3. Breath of Joy. "Prana in the form of breath is our vital energy, our life force," says Amy Weintraub, author of Yoga for Depression. Pranayama means the "control of life breath." There are dozens of pranayama practices that can help with mood management. Today we'll share the Breath of Joy. First, it's important to have fresh air circulating in the room where you're practicing. Or better yet, go outside! Stand with the feet a comfortable distance apart and arms at your sides. Inhale one-third capacity through your nostrils and swing your arms up to shoulder level in front of you. Inhale to two-thirds capacity and stretch your arms out to the sides. Inhale to full capacity and swing arms up over your head. As you exhale through your mouth lean forward and bend your knees into chair pose (like sitting in a chair) and allow the arms to go down and slightly behind you. Try using the sound "Lum" on the exhale.
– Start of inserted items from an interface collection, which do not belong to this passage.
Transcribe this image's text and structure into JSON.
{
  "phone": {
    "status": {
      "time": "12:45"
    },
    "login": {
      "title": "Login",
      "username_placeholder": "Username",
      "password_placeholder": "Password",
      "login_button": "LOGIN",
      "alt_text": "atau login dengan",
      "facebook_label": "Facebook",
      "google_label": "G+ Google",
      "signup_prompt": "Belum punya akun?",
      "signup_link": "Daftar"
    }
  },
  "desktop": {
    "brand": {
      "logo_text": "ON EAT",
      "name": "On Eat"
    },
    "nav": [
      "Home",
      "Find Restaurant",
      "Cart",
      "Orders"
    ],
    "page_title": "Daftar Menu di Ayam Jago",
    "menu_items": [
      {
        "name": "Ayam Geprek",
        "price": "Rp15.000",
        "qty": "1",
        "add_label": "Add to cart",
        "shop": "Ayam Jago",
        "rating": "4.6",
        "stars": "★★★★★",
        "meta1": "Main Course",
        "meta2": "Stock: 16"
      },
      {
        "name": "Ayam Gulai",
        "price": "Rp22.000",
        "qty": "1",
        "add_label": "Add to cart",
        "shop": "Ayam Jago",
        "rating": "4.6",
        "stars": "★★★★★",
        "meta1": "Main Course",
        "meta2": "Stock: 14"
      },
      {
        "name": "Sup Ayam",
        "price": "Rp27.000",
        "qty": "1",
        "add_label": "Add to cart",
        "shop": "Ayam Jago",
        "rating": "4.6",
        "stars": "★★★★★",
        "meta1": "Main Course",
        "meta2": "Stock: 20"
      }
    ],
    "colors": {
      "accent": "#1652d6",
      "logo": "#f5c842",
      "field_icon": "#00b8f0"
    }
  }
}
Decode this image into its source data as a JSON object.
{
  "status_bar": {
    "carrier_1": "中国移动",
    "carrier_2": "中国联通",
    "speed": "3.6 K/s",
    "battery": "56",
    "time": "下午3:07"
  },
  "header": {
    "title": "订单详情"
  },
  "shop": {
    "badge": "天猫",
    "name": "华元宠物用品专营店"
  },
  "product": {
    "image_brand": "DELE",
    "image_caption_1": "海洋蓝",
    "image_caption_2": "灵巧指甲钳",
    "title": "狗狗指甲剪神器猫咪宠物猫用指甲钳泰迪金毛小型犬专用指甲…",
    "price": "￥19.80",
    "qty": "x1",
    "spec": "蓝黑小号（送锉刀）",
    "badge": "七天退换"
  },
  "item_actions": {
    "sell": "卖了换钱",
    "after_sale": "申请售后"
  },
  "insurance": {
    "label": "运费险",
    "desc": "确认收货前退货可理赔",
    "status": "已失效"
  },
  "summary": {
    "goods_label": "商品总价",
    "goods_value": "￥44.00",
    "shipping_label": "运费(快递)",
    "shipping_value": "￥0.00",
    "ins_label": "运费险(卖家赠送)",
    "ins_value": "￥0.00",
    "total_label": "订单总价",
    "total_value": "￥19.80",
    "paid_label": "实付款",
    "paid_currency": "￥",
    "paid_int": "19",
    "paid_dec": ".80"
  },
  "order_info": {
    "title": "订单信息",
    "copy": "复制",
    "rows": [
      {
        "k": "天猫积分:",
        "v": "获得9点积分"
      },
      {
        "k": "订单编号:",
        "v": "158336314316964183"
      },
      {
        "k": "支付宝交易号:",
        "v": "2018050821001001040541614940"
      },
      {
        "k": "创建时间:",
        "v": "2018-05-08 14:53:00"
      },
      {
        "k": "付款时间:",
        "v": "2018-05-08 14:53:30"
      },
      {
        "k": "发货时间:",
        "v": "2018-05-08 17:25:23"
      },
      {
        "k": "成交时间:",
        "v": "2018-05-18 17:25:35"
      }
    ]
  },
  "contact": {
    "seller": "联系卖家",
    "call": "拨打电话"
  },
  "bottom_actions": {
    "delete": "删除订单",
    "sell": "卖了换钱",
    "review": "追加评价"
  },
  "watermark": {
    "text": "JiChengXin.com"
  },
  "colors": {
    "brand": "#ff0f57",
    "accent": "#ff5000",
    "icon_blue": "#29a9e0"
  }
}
Take at least three to five repetitions, maybe more if you have time.
4. Heart-opening supported backbend. Set up this restorative pose by crossing one bolster or blanket over one another, like a cross. Then, sit on the upper bolster and lie back so that the upper bolster runs along the length of your spine and the back of your head just touches the floor. Place your arms on the floor overhead with your elbows bent, sometimes called "cactus arms." This pose opens the chest and is stimulating to the nervous system. If you're not accustomed to this feeling, the heart might feel a bit vulnerable, so just do a few minutes to start. Eventually, you can work up to 10 minutes. Come out of the pose gently by bending the knees and curling up on your right side before rising.
5. Chanting and sounds. For people who are depressed, the vibration of sound can provide a soothing balm to body and mind. Amy Weintraub says there are a number of tones in the Yoga of sound that activate the various energy centers of the body, stimulate the brain, and "resonate with the innate vibrations of the universe." Director of the LifeForce Yoga Institute Rose Kress teaches the sounds “sha-ma-ya.” She says that in most cultures, if not all, the sound “shh” is used to soothe and the sound “ma” is used to denote a nurturing presence like mother, or mama. “Ya” is the sound for the heart and is also a sound for yes. When combined these sounds cultivate a sense of peacefulness that begins to resonate in the heart. If you're not comfortable with sound yet, start slow with a quiet humming sound.
As you begin to use these practices and we enter the hibernation of winter, continue to notice your posture and facial expression daily. Walden says, "If you're holding your abdomen tight, clenching your diaphragm, and your eyebrows are drawn toward each other, people respond differently to you than they would to a person who is standing up straight with an open chest, a pleasant look on the face..." She even thinks that shifting your expression and posture in this way can cause you to make different decisions!
There are dozens of practices from Yoga that can help you to lift or balance your mood, and it sometimes helps to have a team of friends cheering you on. If you are in the Lehigh Valley region of Pennsylvania, Kelly teaches a LifeForce Yoga class Saturday mornings at Soulful Journeys Yoga and Massage Studio in Nazareth. Join us as you are... (even if you have to come in your pajamas!) and experience the joy that is your true nature emerging.